That's how babies learn

Alice approached the bucket where Henry keeps his dinosaurs. I can only describe it as an old fireman's bucket: tall and narrow. On shaky legs, she hoisted herself up to look inside. There in the bottom were two, tiny toy dinosaurs.

Her eyes widened. She plunged her 13 month-old arm into the bucket's depths. When the full length of her arm proved too short, she went further, and shoved in her shoulder and a bit of her neck.

Still too short.

She lifted one foot to help her get atop the bucket, and was teetering back and forth on the other.

The fall was inevitable. Luckily, she landed on her bottom. Her brow came together into a frustrated 'V'.
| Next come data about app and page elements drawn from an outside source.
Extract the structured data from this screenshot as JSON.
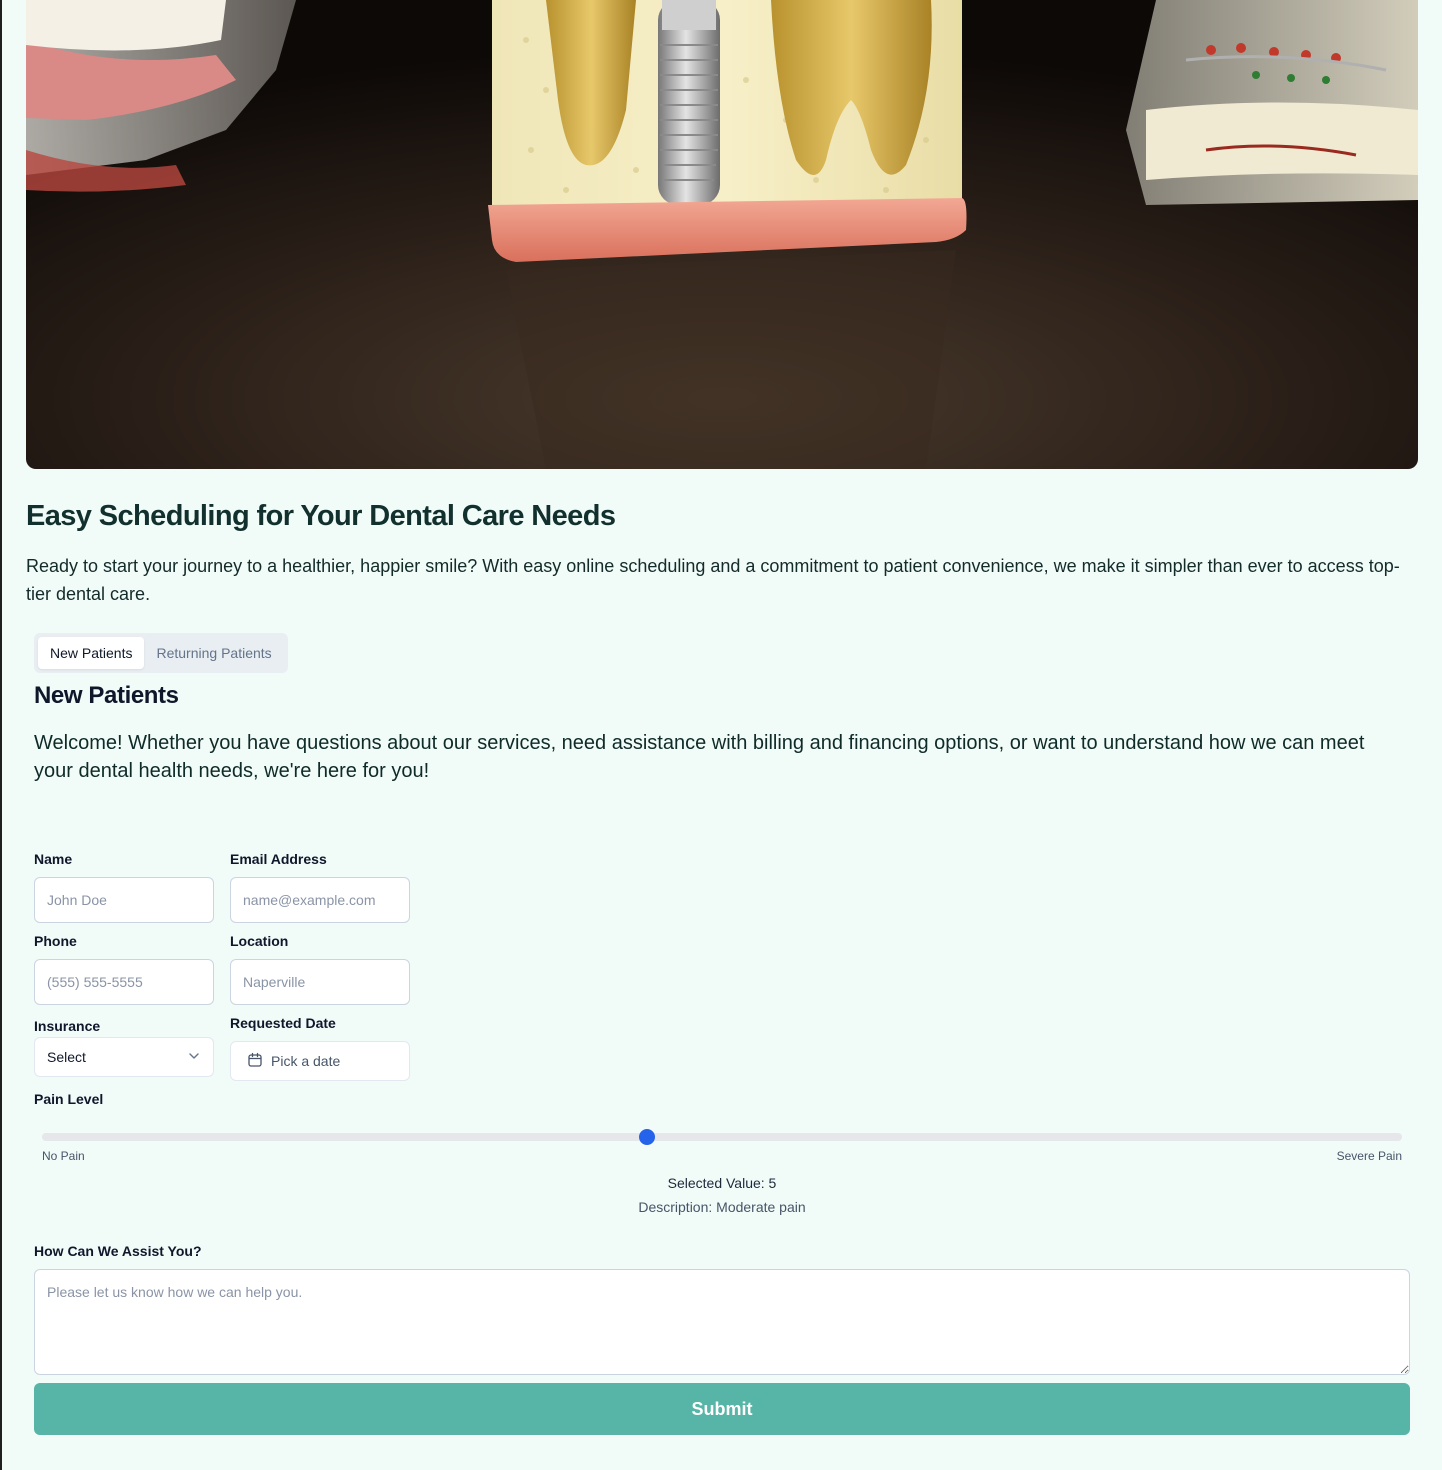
{
  "hero": {
    "image_description": "dental-implant-model-photo"
  },
  "page": {
    "title": "Easy Scheduling for Your Dental Care Needs",
    "intro": "Ready to start your journey to a healthier, happier smile? With easy online scheduling and a commitment to patient convenience, we make it simpler than ever to access top-tier dental care."
  },
  "tabs": [
    {
      "label": "New Patients",
      "active": true
    },
    {
      "label": "Returning Patients",
      "active": false
    }
  ],
  "section": {
    "title": "New Patients",
    "welcome": "Welcome! Whether you have questions about our services, need assistance with billing and financing options, or want to understand how we can meet your dental health needs, we're here for you!"
  },
  "form": {
    "name": {
      "label": "Name",
      "placeholder": "John Doe",
      "value": ""
    },
    "email": {
      "label": "Email Address",
      "placeholder": "name@example.com",
      "value": ""
    },
    "phone": {
      "label": "Phone",
      "placeholder": "(555) 555-5555",
      "value": ""
    },
    "location": {
      "label": "Location",
      "placeholder": "Naperville",
      "value": ""
    },
    "insurance": {
      "label": "Insurance",
      "selected": "Select"
    },
    "date": {
      "label": "Requested Date",
      "button_label": "Pick a date"
    },
    "pain": {
      "label": "Pain Level",
      "min_label": "No Pain",
      "max_label": "Severe Pain",
      "value": 5,
      "selected_text": "Selected Value: 5",
      "description_text": "Description: Moderate pain"
    },
    "assist": {
      "label": "How Can We Assist You?",
      "placeholder": "Please let us know how we can help you.",
      "value": ""
    },
    "submit_label": "Submit"
  },
  "colors": {
    "background": "#f1fbf8",
    "accent": "#56b5a6",
    "slider_thumb": "#2563eb"
  }
}
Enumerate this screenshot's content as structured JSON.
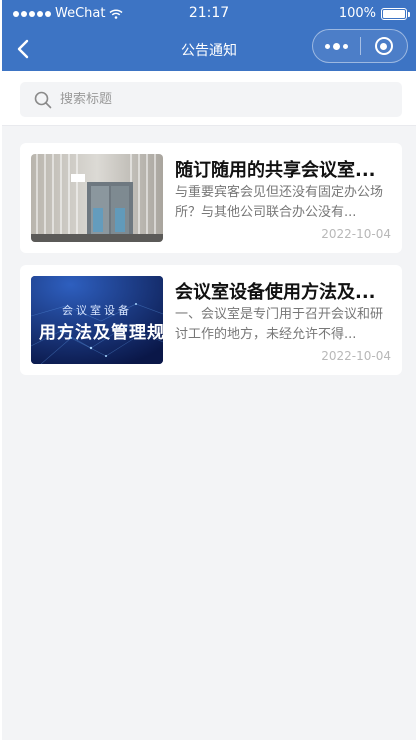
{
  "status_bar": {
    "carrier": "WeChat",
    "time": "21:17",
    "battery": "100%"
  },
  "nav": {
    "title": "公告通知"
  },
  "search": {
    "placeholder": "搜索标题"
  },
  "notices": [
    {
      "title": "随订随用的共享会议室...",
      "desc": "与重要宾客会见但还没有固定办公场所？与其他公司联合办公没有...",
      "date": "2022-10-04",
      "thumb": "office-entrance-photo"
    },
    {
      "title": "会议室设备使用方法及...",
      "desc": "一、会议室是专门用于召开会议和研讨工作的地方，未经允许不得...",
      "date": "2022-10-04",
      "thumb": "meeting-equipment-banner",
      "thumb_line1": "会议室设备",
      "thumb_line2": "用方法及管理规"
    }
  ],
  "colors": {
    "header": "#3d74c4",
    "background": "#f3f4f6",
    "card": "#ffffff",
    "date": "#b8b8b8"
  }
}
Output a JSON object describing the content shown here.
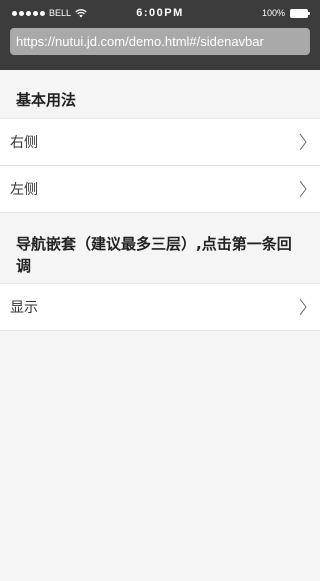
{
  "status_bar": {
    "carrier": "BELL",
    "time": "6:00PM",
    "battery": "100%"
  },
  "address_bar": {
    "url": "https://nutui.jd.com/demo.html#/sidenavbar"
  },
  "sections": [
    {
      "title": "基本用法",
      "items": [
        {
          "label": "右侧"
        },
        {
          "label": "左侧"
        }
      ]
    },
    {
      "title": "导航嵌套（建议最多三层）,点击第一条回调",
      "items": [
        {
          "label": "显示"
        }
      ]
    }
  ]
}
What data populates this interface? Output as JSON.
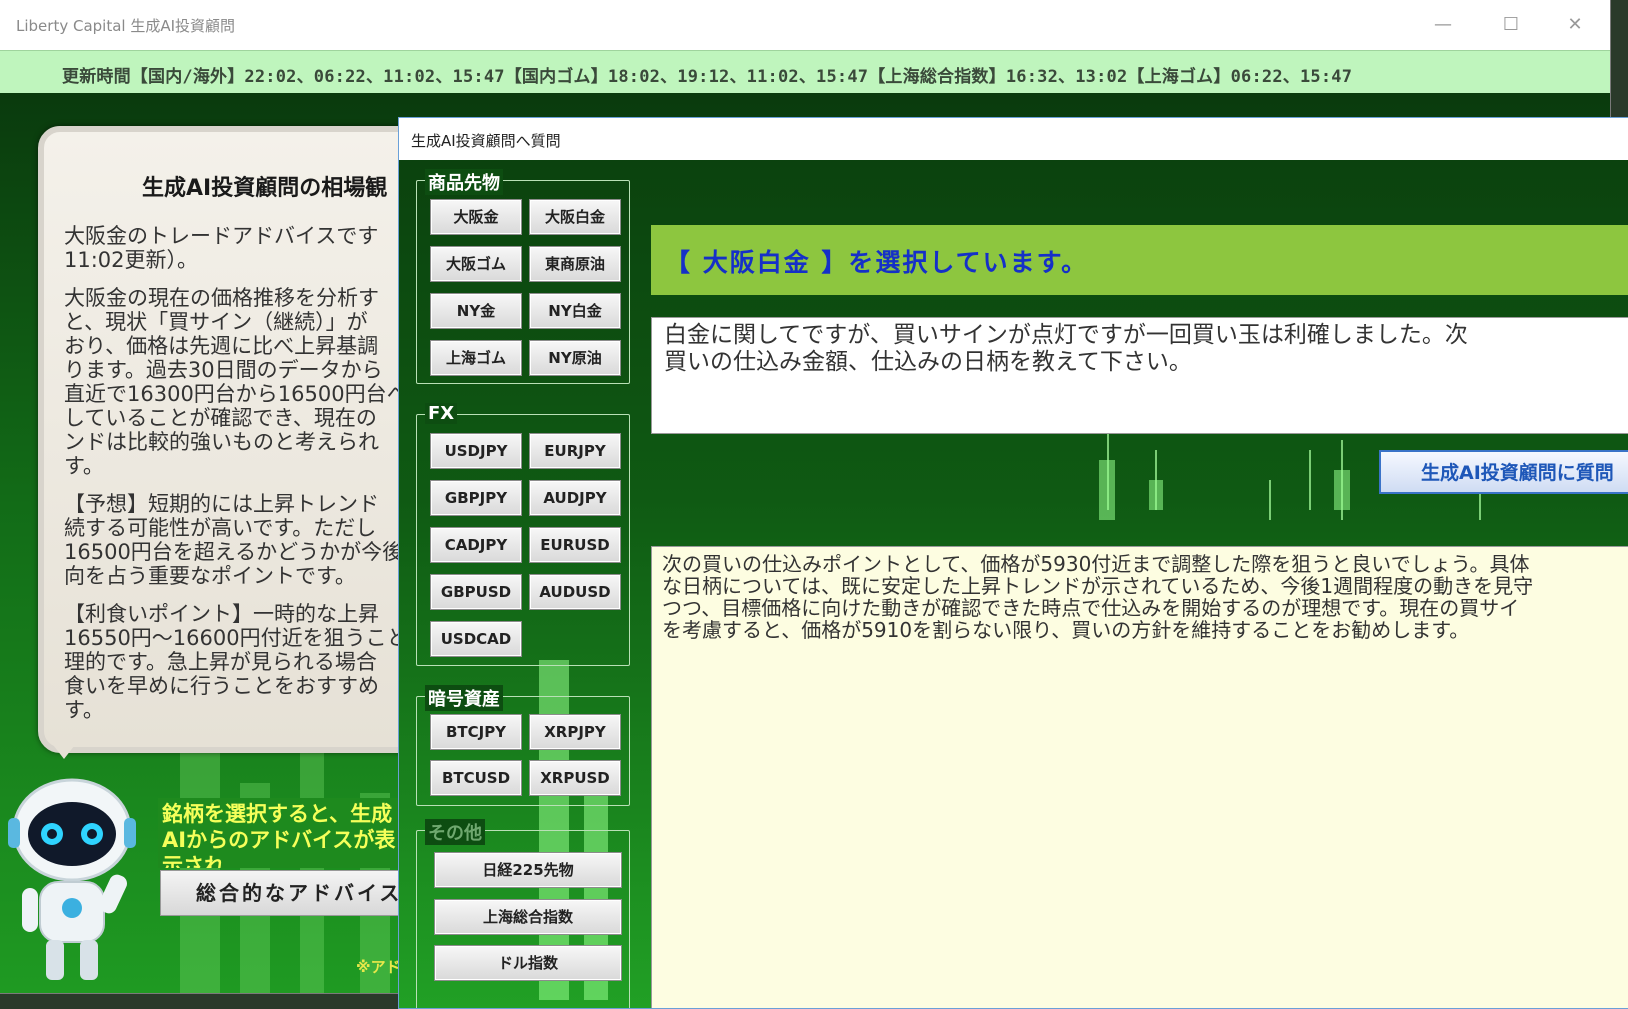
{
  "main_window": {
    "title": "Liberty Capital 生成AI投資顧問",
    "minimize": "—",
    "maximize": "☐",
    "close": "✕"
  },
  "ticker": {
    "text": "更新時間【国内/海外】22:02、06:22、11:02、15:47【国内ゴム】18:02、19:12、11:02、15:47【上海総合指数】16:32、13:02【上海ゴム】06:22、15:47"
  },
  "advice": {
    "title": "生成AI投資顧問の相場観",
    "paragraphs": [
      "大阪金のトレードアドバイスです\n11:02更新）。",
      "大阪金の現在の価格推移を分析す\nと、現状「買サイン（継続）」が\nおり、価格は先週に比べ上昇基調\nります。過去30日間のデータから\n直近で16300円台から16500円台へ\nしていることが確認でき、現在の\nンドは比較的強いものと考えられ\nす。",
      "【予想】短期的には上昇トレンド\n続する可能性が高いです。ただし\n16500円台を超えるかどうかが今後\n向を占う重要なポイントです。",
      "【利食いポイント】一時的な上昇\n16550円～16600円付近を狙うこと\n理的です。急上昇が見られる場合\n食いを早めに行うことをおすすめ\nす。"
    ]
  },
  "hint": {
    "text": "銘柄を選択すると、生成AIからのアドバイスが表示され"
  },
  "overall_button": "総合的なアドバイス",
  "note": "※アド",
  "dialog": {
    "title": "生成AI投資顧問へ質問",
    "groups": {
      "commodities": {
        "label": "商品先物",
        "buttons": [
          "大阪金",
          "大阪白金",
          "大阪ゴム",
          "東商原油",
          "NY金",
          "NY白金",
          "上海ゴム",
          "NY原油"
        ]
      },
      "fx": {
        "label": "FX",
        "buttons": [
          "USDJPY",
          "EURJPY",
          "GBPJPY",
          "AUDJPY",
          "CADJPY",
          "EURUSD",
          "GBPUSD",
          "AUDUSD",
          "USDCAD"
        ]
      },
      "crypto": {
        "label": "暗号資産",
        "buttons": [
          "BTCJPY",
          "XRPJPY",
          "BTCUSD",
          "XRPUSD"
        ]
      },
      "other": {
        "label": "その他",
        "buttons": [
          "日経225先物",
          "上海総合指数",
          "ドル指数"
        ]
      }
    },
    "selection_text": "【 大阪白金 】を選択しています。",
    "question": "白金に関してですが、買いサインが点灯ですが一回買い玉は利確しました。次\n買いの仕込み金額、仕込みの日柄を教えて下さい。",
    "ask_button": "生成AI投資顧問に質問",
    "answer": "次の買いの仕込みポイントとして、価格が5930付近まで調整した際を狙うと良いでしょう。具体\nな日柄については、既に安定した上昇トレンドが示されているため、今後1週間程度の動きを見守\nつつ、目標価格に向けた動きが確認できた時点で仕込みを開始するのが理想です。現在の買サイ\nを考慮すると、価格が5910を割らない限り、買いの方針を維持することをお勧めします。"
  },
  "colors": {
    "ticker_bg": "#bff5bd",
    "selection_banner": "#8dc63f",
    "selection_text": "#1530c8",
    "answer_bg": "#fdfde1",
    "hint_text": "#f5ff5a"
  }
}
She looked at the bucket. It had fallen over beside her. Her brow relaxed, she grabbed the bucket, and turned it upside down...

Welcome home

A friendly greeter met me at our front window yesterday as I arrived home from work.

Alice: Hai!

Me: Well, hello!

Alice: (charming smile) Hai.

Me: Are you having a good day?

Alice: (pointing back into the living room) Muh ma.

Me: Is Mumma with you?

Alice: Hai.

Me: Hello. It's wonderful to see you.

Alice: Bahl.

Me: You want to play ball?

Alice: Muh ma.

Me: I'll be right in.

We shift gears pretty quick around here

Playing baseball with Henry. Having a very fun time.

Henry: (pausing before a pitch) Are you thinking what I'm thinking?

(I think so, Brain, but if we didn't have ears, we'd look like weasels.)

Me: Um.. maybe? What are you thinking?

Henry: That now would be a pretty awesome time to catch some crickets.

And suddenly we're catching crickets. Having a very fun time.